Even when the sun isn't present, Stockholm is a city of yellow. It's especially prominent in the structures of Gamla Stad, the 'old town', along with saturated shades of orange. The painted buildings far outnumber the naked concrete ones. But elsewhere you're only ever around the corner from a burst of sunshine.
So let's take a little tour through the streets of Gamla Stan, to be followed for the next several days by scenes taken from the water - the architecture is varied and just so cool and colourful, and we spied many sunbathers on rocks - and other places around Stockholm, including Marimekko who are celebrating the 50th anniversary of their iconic flower print, Unikko. (They're a Finnish heritage brand but they certainly fit well with the joyful aesthetic of Sweden.)
Um, 7-11 is way better looking than I remember it back in Canada...even inside it's styled like an internet cafe - are we still saying that? Is there a cooler name now? The branding of American institutions in Stockholm, such as McDonald's (there are not many others visible in the city), assumes a higher level of sophistication when communicating to its demographic. In that it doesn't seem to be parsing out a specific segment of the population to talk down to. I might be jumping to conclusions here, but you can see the tax dollars (or krona in this case) put to good use. People are well taken care of in terms of social programs, the streets are clean, there's a commitment to green spaces and work/life balance, gender equality is a reality and not a lofty notion, and you have to go out of your way to find food that's not good for you. And although it's a very expensive city, the salaries are commensurate with the cost of living. So it's just us tourists that feel the crunch! But it's worth it. It's a city of people who actually look happy. And healthy. I've mentioned their peachy glow before which I admit I am in awe of. Peachy glow! People here in the UK pay for that and then wind up looking orange. (Hint: it comes from within. You can't buy it.)
Pippi Longstocking was the trendsetter for this look:
Even a sophisticated city like Stockholm has its cheesy tourist shops, though they're thoughtfully condensed to one street. This t-shirt that survived the 70s was only trumped by the 'Rasta Baby' - a stoned baby in a pot leaf-emblemed hat smoking a joint. I'm not showing that, I don't want it on my blog! I didn't want it on my brain, either.
Walking out of Gamla Stan toward the water will take you through the Parliament buildings and the palace:
Notice the Brutalist addition to the top of this wing of Parliament building (above).
The parliament building is quite a grand presence (above), while the palace across the water is less ornate, at least from this viewpoint. Love the yellow guard station though:
We got to see the changing of the guard which was different from what you'd see at Buckingham palace in that the guards included women and they were all quite young. Two from the procession stepped up and peformed the ritual with the on-duty guard that involved a lot of (seemingly) angry shouting. Whatever they were saying, they meant it! When the new guard was in place we noticed that her bayonette was mighty sharp. I think I saw daggers as well.

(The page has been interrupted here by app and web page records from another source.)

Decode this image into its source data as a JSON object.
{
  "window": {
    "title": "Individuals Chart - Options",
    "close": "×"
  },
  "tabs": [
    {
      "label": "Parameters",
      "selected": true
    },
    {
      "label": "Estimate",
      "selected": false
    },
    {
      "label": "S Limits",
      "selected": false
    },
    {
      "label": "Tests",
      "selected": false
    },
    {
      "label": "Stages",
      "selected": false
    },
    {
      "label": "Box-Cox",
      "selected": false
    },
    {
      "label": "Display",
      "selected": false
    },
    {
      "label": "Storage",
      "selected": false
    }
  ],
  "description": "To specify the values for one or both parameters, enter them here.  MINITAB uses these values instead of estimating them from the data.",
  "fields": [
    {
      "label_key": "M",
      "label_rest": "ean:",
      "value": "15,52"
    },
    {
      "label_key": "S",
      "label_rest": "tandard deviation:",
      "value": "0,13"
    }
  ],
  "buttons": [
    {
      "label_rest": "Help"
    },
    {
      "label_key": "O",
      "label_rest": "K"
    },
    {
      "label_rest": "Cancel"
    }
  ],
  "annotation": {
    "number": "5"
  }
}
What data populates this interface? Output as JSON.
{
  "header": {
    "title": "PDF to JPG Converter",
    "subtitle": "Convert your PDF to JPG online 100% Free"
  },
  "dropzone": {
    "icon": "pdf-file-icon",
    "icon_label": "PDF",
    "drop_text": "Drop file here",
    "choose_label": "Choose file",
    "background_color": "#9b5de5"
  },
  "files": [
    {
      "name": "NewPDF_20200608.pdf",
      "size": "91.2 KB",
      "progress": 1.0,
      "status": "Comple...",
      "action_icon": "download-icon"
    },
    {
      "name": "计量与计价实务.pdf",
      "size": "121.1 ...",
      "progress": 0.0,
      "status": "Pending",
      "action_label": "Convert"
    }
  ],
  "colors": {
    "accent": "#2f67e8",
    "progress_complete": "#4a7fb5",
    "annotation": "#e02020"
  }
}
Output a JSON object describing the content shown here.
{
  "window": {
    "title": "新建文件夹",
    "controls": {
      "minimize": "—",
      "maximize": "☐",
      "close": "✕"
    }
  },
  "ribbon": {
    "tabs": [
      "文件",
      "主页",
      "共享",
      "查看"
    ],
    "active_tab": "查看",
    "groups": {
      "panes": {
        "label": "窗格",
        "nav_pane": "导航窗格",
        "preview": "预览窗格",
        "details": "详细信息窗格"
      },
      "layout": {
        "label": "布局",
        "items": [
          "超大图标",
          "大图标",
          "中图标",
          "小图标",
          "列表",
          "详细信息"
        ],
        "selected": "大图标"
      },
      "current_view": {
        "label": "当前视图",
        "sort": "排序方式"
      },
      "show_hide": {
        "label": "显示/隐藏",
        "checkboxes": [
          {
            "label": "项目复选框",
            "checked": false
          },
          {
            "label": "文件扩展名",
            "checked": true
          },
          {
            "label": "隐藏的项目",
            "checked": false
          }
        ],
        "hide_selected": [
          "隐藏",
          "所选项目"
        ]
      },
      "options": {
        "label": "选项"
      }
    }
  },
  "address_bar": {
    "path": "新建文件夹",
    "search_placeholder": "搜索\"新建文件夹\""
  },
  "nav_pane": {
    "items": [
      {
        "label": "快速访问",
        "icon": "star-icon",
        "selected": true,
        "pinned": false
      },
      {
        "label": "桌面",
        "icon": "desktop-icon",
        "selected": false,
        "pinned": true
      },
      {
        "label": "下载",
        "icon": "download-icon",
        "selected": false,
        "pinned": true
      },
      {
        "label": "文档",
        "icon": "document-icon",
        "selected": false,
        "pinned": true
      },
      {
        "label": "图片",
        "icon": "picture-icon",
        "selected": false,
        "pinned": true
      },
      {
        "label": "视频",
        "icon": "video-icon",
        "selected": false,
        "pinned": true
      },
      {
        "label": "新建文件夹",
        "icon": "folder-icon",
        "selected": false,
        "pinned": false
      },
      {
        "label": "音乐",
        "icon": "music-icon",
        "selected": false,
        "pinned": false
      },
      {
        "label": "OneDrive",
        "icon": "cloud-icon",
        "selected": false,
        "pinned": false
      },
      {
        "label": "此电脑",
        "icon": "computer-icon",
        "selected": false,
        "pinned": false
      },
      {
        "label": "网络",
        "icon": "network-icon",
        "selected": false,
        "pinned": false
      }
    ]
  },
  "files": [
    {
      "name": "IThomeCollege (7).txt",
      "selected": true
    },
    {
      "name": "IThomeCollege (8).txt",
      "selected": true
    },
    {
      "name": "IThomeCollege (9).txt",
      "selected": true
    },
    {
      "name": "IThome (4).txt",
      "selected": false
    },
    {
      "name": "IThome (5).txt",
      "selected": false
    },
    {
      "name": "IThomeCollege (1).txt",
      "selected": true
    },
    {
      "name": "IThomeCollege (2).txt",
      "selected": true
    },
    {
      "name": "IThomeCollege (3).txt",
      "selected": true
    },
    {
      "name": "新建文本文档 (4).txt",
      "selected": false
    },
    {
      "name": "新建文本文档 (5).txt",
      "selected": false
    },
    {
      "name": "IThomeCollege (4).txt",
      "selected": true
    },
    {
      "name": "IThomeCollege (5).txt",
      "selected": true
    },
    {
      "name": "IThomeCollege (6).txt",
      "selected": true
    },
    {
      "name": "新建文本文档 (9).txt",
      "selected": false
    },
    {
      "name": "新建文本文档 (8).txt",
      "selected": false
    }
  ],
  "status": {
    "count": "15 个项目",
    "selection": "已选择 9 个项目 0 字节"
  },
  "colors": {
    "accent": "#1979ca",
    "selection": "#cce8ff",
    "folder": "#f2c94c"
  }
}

You don't really see bayonettes much these days, do you?
The lion with its mighty paw on the globe symbolised the Swedish empire's reign as a great European power in the 17th and early 18th centuries. (And they didn't miss a detail in carving out that lion's undercarriage.)
This was an unusual sight - a classic American muscle car, in purple no less, cruising through Gamla Stan. It's kind of hard to see, but in proper muscle car style, the driver is watching the girls watch him. He likes what they see.
More to come...in the meantime you can see photos from my previous trip to Stockholm here (just scroll down a bit as this is the Scandinavia category and includes everything).